DATA TO USE =
---
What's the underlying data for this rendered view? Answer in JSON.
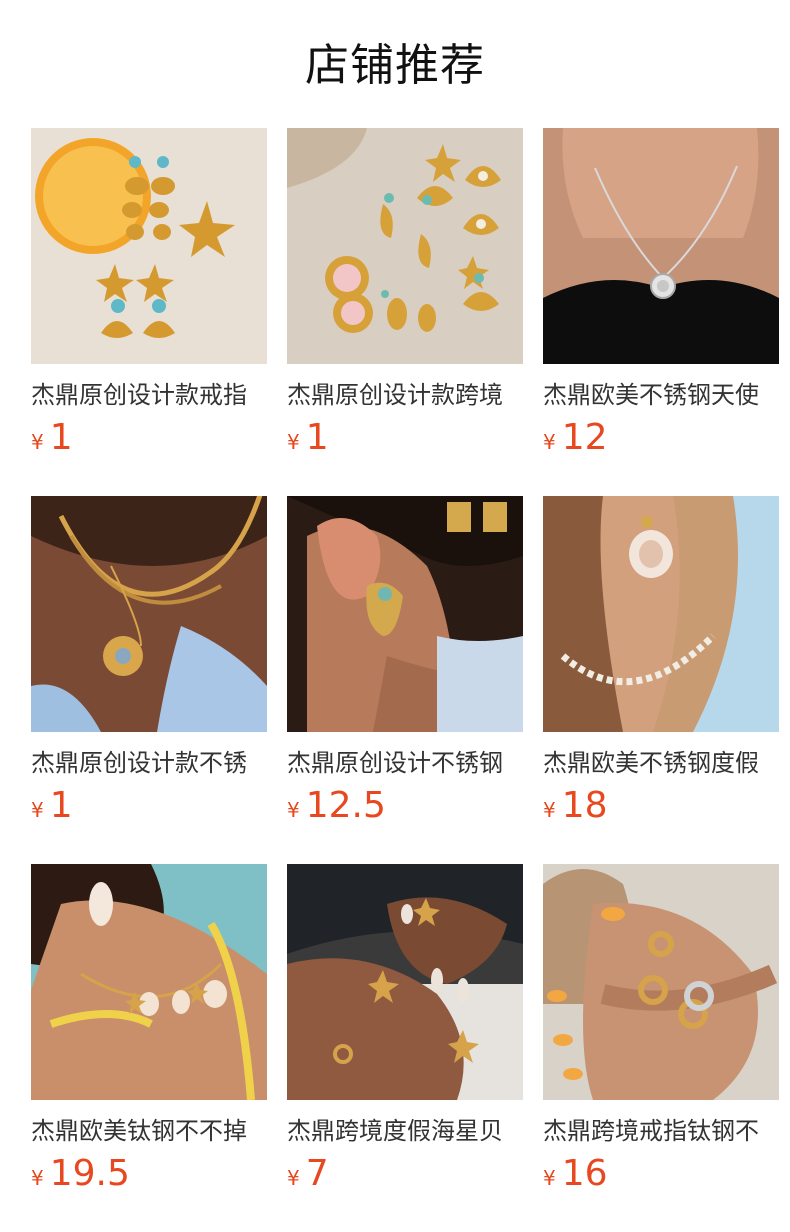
{
  "section": {
    "title": "店铺推荐"
  },
  "colors": {
    "price": "#e8481f",
    "title_text": "#333333",
    "heading": "#111111"
  },
  "products": [
    {
      "title": "杰鼎原创设计款戒指",
      "currency": "¥",
      "price": "1",
      "image": "gold-starfish-earrings-with-lemon"
    },
    {
      "title": "杰鼎原创设计款跨境",
      "currency": "¥",
      "price": "1",
      "image": "gold-shell-jewelry-flatlay"
    },
    {
      "title": "杰鼎欧美不锈钢天使",
      "currency": "¥",
      "price": "12",
      "image": "silver-coin-pendant-necklace"
    },
    {
      "title": "杰鼎原创设计款不锈",
      "currency": "¥",
      "price": "1",
      "image": "layered-gold-chain-necklace"
    },
    {
      "title": "杰鼎原创设计不锈钢",
      "currency": "¥",
      "price": "12.5",
      "image": "gold-shell-earring-on-ear"
    },
    {
      "title": "杰鼎欧美不锈钢度假",
      "currency": "¥",
      "price": "18",
      "image": "shell-earring-and-bead-necklace"
    },
    {
      "title": "杰鼎欧美钛钢不不掉",
      "currency": "¥",
      "price": "19.5",
      "image": "seashell-charm-necklace"
    },
    {
      "title": "杰鼎跨境度假海星贝",
      "currency": "¥",
      "price": "7",
      "image": "starfish-rings-on-hands"
    },
    {
      "title": "杰鼎跨境戒指钛钢不",
      "currency": "¥",
      "price": "16",
      "image": "stacked-rings-on-hand"
    }
  ]
}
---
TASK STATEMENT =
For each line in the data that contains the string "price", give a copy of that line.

ANSWER SPACE =
    "price": "#e8481f",
      "price": "1",
      "price": "1",
      "price": "12",
      "price": "1",
      "price": "12.5",
      "price": "18",
      "price": "19.5",
      "price": "7",
      "price": "16",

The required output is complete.